Remarkable Renderworks Ep. 4: Perspective or Cropped Perspective

Download the project files here.

Remarkable Renderworks Ep. 5: Sketch

Download the project files here.

This is just the first installment of episodes in the Remarkable Renderworks series. Stay tuned for future updates on rendering techniques and best practices over the coming weeks. If you can’t wait for more videos from Jansenson, check out this video series exploring the capabilities of rendering tools in Vectorworks software.

Happy World Architecture Day! Today is the International Union of Architects’ annual celebration of the built world, and since this year’s theme is “Design a Better World,” we’re highlighting how design helps alleviate human suffering, reduce planetary burdens, and enhance the quality of life for communities through a selection of blogs, articles, and videos. 

Quick Reads

Designing for Disaster with Pedestrian Simulation Software SimTread

Directing people through a museum, expediting fans’ exit from a football stadium, and simulating the evacuation of entire cities in response to natural disasters all share one common thread: they benefit from SimTread pedestrian simulation software.

Environmental Consciousness Meets Urban Development

Landscape architecture and urban design firm McGregor Coxall is dedicated to preparing the built environment for increased population density, as well as environmental and economic changes in the coming decades.

Offshore Windfarms and the Future of Green Energy

One of the projects that architect and long-time Vectorworks software user Nathan Kipnis is most passionate about is the advanced development of an offshore wind farm on the Evanston, Illinois shoreline.

Articles for Credit

Resilient Building Design (1 AIA LU/HSW; 1 GBCI CE Hour)

Discover how when eco-friendly tools offered in digital technologies work together, they can yield remarkable results.

Sustainability, Modular Design, and BIM (1 AIA LU/HSW)

Architects who recognize these emerging movements and are able to incorporate them into their practice will see benefits with their projects, clients, and firms.

Merging Architecture and Landscape Designs (1 AIA LU)

Examine the sustainability benefits that stem from fusing landscape design and architecture.

Webinars for Credit

Introduction to Energy Modeling Using Energos (1 AIA LU

Investigate how using an integrated energy analysis tool in the early stages of a BIM workflow can optimize schematic design.


Purpose-Driven Design: The Impact of Social Responsibility on Architecture (1 AIA LU)

Architectural design begins with a desire to fulfill a client’s specific needs.
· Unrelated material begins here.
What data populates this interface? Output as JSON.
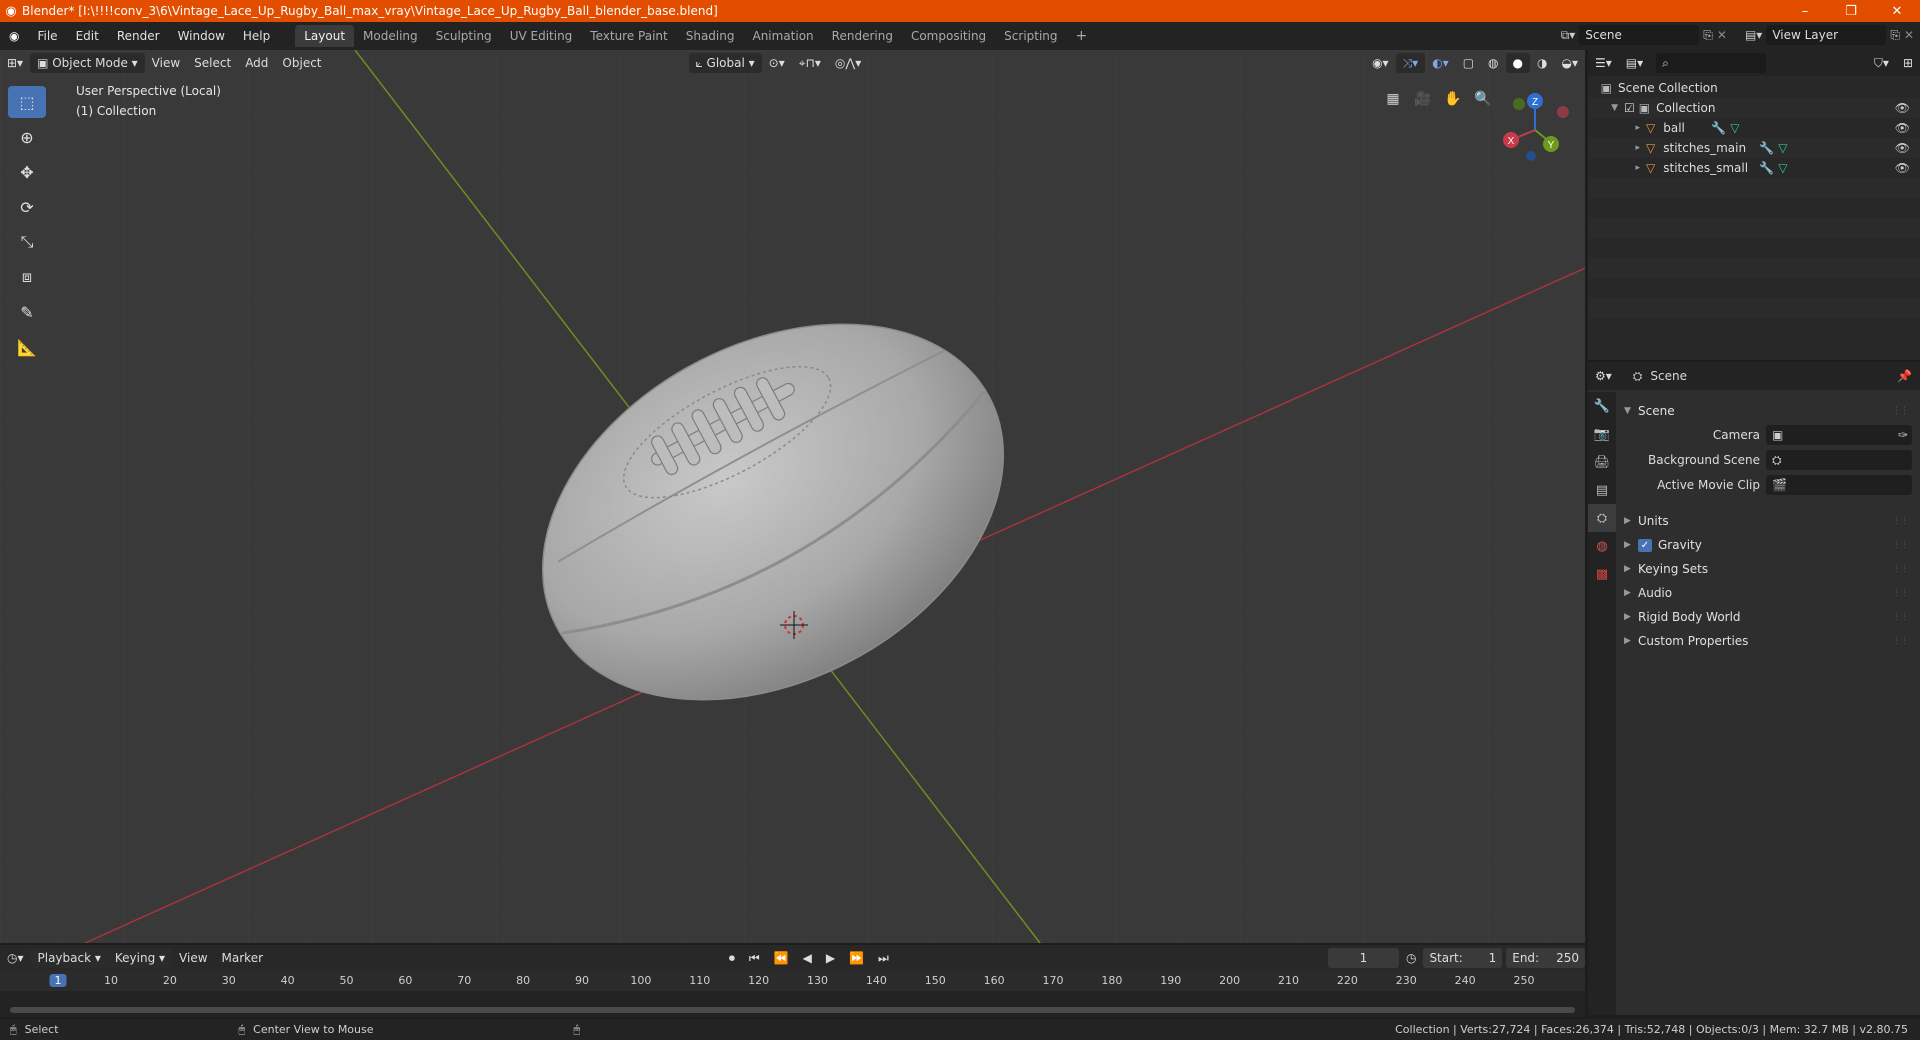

But what if the design also needs to address the aspirations of an entire civilization?

Celebrate With Us In Person

If you’re attending Greenbuild 2016 this week, continue your celebration of eco-friendly architecture at booth #543 with us! We’ll be giving away two FLIR ONEs, t-shirts, and two editions of BIM in Small-Scale Sustainable Design by François Lévy of Lévy Kohlhaas Architecture.